Shortly after Sennacherib came to the throne, Merodach-Baladan returned to Babylon at the head of an army comprised of his tribesman and Elamite warriors, assassinated the sitting ruler of the city, and again took the throne. Sennacherib had not endeared himself to the Babylonians, and had further insulted them by not visiting the city or acknowledging the chief god Marduk as the god of Babylon after he became king. The Babylonians, therefore, welcomed the arrival of Merodach-Baladan and felt they had nothing to fear from the new Assyrian king. Their confidence was strengthened, in 703 B.C., when Sennacherib sent an army, led by his commander-in-chief, to drive the invaders out of Babylon and restore Assyrian rule. This army was swiftly defeated by the combined forces of the Elamites, Chaldeans, and Aramaeans. But the Babylonians would soon realize they underestimated this new Assyrian king.

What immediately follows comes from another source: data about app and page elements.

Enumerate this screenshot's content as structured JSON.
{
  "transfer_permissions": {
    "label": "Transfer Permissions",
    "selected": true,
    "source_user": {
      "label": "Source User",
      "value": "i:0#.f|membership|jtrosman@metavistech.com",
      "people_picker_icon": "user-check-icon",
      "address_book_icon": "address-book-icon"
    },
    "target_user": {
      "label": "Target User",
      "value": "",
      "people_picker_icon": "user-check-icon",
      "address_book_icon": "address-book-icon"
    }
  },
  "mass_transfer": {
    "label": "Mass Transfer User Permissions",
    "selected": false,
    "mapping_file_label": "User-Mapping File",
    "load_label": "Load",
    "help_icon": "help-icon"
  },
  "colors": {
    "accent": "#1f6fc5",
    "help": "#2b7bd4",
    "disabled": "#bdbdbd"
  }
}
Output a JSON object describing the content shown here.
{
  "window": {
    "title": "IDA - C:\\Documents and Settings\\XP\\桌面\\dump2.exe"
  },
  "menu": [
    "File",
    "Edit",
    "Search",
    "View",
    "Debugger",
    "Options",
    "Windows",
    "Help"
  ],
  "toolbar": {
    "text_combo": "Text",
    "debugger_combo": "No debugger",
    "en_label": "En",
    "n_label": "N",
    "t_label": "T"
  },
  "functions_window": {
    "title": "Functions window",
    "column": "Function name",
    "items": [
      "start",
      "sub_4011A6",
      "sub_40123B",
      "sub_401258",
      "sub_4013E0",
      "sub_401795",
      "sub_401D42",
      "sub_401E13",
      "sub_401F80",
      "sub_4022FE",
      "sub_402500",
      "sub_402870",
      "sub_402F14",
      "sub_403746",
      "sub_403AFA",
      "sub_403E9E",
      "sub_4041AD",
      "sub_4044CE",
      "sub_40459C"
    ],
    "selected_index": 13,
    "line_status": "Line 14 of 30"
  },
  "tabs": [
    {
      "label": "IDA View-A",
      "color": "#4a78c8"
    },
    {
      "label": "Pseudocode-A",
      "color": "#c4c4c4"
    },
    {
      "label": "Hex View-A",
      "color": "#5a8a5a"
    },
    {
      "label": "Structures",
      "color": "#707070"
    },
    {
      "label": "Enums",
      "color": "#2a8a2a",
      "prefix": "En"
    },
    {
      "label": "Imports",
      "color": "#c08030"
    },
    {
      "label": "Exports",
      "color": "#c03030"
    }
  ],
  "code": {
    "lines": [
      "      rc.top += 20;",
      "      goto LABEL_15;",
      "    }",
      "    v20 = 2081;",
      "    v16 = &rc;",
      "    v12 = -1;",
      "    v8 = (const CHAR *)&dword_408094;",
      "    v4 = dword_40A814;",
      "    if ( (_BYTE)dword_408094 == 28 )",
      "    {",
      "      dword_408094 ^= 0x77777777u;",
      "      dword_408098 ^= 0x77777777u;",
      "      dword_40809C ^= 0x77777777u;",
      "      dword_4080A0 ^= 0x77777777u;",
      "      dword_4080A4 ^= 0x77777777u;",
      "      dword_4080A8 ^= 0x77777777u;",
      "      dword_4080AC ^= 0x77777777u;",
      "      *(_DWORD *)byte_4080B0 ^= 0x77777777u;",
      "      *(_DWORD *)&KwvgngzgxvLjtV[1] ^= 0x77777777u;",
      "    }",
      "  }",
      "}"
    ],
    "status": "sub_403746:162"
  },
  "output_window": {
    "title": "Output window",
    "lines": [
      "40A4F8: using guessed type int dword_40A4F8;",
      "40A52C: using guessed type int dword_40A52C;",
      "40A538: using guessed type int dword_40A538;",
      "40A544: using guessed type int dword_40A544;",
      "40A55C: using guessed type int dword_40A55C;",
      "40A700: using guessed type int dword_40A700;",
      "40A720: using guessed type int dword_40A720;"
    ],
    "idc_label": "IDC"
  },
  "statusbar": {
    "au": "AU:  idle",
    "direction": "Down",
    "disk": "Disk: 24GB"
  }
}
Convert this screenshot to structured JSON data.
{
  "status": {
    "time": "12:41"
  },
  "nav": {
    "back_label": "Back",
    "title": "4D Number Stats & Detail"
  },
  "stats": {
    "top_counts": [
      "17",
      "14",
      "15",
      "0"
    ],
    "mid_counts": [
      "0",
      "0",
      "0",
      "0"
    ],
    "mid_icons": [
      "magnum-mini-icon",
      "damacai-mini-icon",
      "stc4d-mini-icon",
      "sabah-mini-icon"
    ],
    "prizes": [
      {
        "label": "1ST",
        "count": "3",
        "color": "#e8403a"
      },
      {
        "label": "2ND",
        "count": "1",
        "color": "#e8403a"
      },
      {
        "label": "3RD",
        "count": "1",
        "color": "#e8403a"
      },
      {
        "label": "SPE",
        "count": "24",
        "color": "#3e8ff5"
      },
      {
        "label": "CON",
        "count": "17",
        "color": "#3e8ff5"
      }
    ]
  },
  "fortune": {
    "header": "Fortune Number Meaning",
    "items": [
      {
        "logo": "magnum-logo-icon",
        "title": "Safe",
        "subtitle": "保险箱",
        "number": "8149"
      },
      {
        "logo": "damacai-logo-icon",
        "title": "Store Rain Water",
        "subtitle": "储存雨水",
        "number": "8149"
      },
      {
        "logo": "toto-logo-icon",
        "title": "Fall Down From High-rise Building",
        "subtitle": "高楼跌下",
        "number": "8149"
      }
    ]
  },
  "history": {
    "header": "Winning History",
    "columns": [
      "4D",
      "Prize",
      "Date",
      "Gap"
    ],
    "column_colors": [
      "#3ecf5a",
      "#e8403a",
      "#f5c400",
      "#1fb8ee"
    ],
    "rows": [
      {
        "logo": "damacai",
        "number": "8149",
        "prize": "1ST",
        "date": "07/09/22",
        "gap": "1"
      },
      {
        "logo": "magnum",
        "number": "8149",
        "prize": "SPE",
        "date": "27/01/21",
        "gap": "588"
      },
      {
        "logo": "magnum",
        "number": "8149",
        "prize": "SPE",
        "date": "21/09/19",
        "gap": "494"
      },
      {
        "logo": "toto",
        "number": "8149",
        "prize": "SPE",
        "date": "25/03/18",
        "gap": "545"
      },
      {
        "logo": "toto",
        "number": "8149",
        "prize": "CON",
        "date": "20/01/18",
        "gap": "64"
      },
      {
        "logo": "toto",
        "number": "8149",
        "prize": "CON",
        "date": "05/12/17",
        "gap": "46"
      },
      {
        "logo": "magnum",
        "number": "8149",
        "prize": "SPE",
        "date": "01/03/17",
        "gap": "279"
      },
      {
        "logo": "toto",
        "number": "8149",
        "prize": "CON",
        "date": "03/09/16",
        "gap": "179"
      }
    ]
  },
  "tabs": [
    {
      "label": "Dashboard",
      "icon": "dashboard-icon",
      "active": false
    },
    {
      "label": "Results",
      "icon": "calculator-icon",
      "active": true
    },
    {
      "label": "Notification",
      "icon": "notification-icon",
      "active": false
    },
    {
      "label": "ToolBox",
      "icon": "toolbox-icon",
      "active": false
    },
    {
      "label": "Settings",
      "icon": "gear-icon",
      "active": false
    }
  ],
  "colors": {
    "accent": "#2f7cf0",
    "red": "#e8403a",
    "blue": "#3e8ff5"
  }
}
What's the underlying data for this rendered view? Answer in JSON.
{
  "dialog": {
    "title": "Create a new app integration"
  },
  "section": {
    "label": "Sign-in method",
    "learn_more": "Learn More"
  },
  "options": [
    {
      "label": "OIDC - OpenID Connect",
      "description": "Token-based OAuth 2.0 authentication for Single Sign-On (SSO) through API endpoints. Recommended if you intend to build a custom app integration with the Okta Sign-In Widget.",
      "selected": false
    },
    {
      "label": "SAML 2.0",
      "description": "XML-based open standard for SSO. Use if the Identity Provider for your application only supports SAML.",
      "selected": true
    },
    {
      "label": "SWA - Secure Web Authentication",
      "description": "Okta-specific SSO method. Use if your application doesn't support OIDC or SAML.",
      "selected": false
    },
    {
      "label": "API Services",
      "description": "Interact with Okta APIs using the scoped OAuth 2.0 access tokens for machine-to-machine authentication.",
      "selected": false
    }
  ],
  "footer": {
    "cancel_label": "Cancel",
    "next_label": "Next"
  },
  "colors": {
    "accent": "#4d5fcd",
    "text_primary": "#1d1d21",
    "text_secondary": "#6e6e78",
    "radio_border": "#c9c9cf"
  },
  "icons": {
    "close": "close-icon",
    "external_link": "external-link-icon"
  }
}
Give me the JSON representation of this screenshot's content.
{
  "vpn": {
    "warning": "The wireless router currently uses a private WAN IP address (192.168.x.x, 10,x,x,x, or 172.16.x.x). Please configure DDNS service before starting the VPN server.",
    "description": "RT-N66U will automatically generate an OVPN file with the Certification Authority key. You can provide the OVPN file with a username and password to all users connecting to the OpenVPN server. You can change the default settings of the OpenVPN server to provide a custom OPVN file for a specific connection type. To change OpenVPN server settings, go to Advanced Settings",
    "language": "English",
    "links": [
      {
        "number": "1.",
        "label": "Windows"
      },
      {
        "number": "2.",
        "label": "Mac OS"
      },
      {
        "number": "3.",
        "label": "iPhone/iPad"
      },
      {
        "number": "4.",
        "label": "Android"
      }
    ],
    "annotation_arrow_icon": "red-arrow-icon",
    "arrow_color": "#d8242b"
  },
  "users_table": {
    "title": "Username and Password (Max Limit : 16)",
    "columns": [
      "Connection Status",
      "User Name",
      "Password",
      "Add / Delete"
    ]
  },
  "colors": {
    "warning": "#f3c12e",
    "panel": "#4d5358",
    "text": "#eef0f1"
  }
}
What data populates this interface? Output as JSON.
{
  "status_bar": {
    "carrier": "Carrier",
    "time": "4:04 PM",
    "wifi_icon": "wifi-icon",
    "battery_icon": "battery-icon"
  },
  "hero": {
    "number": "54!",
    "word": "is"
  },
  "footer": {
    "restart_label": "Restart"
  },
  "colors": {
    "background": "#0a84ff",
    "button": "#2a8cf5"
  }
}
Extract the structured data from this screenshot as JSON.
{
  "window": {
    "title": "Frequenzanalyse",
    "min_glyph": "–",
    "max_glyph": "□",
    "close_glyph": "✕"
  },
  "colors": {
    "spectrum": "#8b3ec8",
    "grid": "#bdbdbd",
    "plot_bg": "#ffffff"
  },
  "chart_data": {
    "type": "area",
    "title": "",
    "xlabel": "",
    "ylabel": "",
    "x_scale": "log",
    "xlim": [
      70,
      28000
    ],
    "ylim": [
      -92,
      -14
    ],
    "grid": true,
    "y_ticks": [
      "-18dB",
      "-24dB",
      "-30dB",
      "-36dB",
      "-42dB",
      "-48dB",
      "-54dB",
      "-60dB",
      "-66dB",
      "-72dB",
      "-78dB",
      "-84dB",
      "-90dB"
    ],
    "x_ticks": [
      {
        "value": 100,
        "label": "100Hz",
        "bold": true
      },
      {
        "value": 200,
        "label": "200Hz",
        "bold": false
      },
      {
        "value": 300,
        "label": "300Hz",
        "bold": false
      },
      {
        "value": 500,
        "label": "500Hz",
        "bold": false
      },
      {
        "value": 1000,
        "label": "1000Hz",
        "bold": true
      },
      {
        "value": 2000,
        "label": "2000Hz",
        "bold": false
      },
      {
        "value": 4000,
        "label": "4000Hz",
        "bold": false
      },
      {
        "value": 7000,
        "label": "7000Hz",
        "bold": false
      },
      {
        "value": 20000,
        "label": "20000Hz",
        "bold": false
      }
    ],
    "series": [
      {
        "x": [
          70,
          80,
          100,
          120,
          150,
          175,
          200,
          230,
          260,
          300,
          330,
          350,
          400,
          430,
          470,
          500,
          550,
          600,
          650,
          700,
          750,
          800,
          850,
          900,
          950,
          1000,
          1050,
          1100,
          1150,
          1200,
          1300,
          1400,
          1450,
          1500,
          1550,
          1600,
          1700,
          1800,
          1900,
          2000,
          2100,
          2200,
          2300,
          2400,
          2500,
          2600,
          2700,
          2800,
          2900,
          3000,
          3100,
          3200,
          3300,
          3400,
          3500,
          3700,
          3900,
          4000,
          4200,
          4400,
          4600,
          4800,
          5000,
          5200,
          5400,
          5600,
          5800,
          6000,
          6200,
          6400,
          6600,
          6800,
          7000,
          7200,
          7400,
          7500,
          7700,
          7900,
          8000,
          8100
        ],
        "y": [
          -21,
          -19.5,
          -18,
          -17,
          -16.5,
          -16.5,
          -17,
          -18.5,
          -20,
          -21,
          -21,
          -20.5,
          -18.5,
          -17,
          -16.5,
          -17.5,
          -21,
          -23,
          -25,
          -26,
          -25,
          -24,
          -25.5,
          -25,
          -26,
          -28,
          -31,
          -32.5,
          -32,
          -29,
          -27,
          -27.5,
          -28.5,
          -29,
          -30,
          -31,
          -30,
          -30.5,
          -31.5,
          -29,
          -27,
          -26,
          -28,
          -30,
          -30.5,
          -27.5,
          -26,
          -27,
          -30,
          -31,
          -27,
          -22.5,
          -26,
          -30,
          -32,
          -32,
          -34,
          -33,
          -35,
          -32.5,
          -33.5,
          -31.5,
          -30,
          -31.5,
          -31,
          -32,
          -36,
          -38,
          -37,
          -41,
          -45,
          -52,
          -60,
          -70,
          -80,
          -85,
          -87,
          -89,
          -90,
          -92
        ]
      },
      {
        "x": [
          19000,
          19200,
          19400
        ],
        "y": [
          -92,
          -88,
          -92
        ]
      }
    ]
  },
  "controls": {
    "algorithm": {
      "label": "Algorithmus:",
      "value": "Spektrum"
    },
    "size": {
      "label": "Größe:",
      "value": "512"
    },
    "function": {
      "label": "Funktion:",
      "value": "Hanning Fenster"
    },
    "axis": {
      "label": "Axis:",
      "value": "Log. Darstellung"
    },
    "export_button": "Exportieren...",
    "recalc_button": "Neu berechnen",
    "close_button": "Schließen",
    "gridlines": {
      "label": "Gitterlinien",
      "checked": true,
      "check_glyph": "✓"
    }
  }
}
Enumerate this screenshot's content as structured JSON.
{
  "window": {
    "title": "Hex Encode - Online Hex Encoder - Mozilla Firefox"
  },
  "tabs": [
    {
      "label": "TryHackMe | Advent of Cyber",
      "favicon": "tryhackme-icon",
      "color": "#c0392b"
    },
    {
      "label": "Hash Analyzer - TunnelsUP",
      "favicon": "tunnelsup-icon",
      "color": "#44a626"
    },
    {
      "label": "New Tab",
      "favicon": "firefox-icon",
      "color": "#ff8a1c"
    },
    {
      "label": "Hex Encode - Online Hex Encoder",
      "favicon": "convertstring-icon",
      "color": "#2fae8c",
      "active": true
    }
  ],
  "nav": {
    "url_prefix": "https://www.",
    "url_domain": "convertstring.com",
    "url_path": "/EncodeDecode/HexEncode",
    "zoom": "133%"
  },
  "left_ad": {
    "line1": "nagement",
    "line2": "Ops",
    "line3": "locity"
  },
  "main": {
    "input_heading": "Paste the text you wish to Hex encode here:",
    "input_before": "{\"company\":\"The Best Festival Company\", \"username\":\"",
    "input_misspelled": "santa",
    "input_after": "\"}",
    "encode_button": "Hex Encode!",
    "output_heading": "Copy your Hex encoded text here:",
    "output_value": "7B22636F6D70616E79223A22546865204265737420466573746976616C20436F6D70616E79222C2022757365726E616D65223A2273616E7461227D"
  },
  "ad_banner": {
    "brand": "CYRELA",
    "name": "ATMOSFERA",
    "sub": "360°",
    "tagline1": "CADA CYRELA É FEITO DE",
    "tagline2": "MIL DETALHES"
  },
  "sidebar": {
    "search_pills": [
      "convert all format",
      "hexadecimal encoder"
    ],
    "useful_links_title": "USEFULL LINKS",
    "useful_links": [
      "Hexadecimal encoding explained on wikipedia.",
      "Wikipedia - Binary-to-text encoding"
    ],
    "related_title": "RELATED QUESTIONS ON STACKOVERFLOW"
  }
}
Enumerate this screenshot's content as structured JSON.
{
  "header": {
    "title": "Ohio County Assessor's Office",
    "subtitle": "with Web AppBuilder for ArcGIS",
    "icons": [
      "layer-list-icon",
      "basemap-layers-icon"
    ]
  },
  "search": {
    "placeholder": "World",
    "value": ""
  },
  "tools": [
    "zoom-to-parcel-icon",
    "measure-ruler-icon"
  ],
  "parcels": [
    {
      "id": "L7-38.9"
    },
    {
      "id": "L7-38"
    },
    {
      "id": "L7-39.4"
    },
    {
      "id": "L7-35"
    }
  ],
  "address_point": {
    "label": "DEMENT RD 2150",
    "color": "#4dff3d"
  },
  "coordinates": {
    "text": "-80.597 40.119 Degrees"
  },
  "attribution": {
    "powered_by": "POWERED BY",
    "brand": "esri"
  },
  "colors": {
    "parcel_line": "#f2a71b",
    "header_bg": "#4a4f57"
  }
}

In response, Sennacherib himself came sweeping down and defeated the allied force. Merodach-Baladan fled from the battlefield and hid in the marshes of the Sealand, which he knew well. Sennacherib marched the rest of the way to Babylon, and the city quickly opened its gates as soon as they observed the Assyrian king approaching. He arrived and chose to send Babylon a message. The city was ransacked, the palace was plundered, and almost a quarter-million captives were taken prisoner. An Assyrian puppet king, named Bel-ibni, was placed on the throne and Babylon was left in peace.

Merodach-Baladan fled to Elam, but did not remain idle there. He encouraged others to revolt against Assyrian rule. Among these was King Hezekiah of Judah who was told that, if he stood against Assyria, aid would come from Egypt, who was currently under the rule of the Nubians who had created the 25th Dynasty.

In 701 B.C., Sennacherib turned from Babylonia to the western part of the empire which had now rebelled. These small Canaanite and Phoenician states in the area included Sidon and Ashkelon, who were taken by force. Byblos, Ashdod, Ammon, Moab, and Edom then paid tribute without resistance – Ekron rebelled and the Assyrian-appointed king of Ekron was captured, taken to Jerusalem in chains, and handed over to Hezekiah who imprisoned him. Ekron then called on Egypt for help, but the Egyptians were defeated by Assyria who took the city by storm, put to death the leaders of the rebellion, and carried their followers into captivity. Sennacherib then turned on Jerusalem.

“As to Hezekiah, the Jew. He did not submit to my yoke. I laid

siege to his strong cities, walled forts, and countless small villages,

and conquered them by means of well-stamped earth-ramps

and battering rams brought near the walls with an attack by

foot soldiers, using mines, breeches, and trenches. I drove out

200,150 people, young and old, male and female, horses, mules,

donkeys, camels, and cattle beyond counting, and considered

them slaves. Himself, I made a prisoner in Jerusalem, his royal

residence, like a bird in a cage... Thus I reduced his country,

but I still increased the tribute and the presents to me as overlord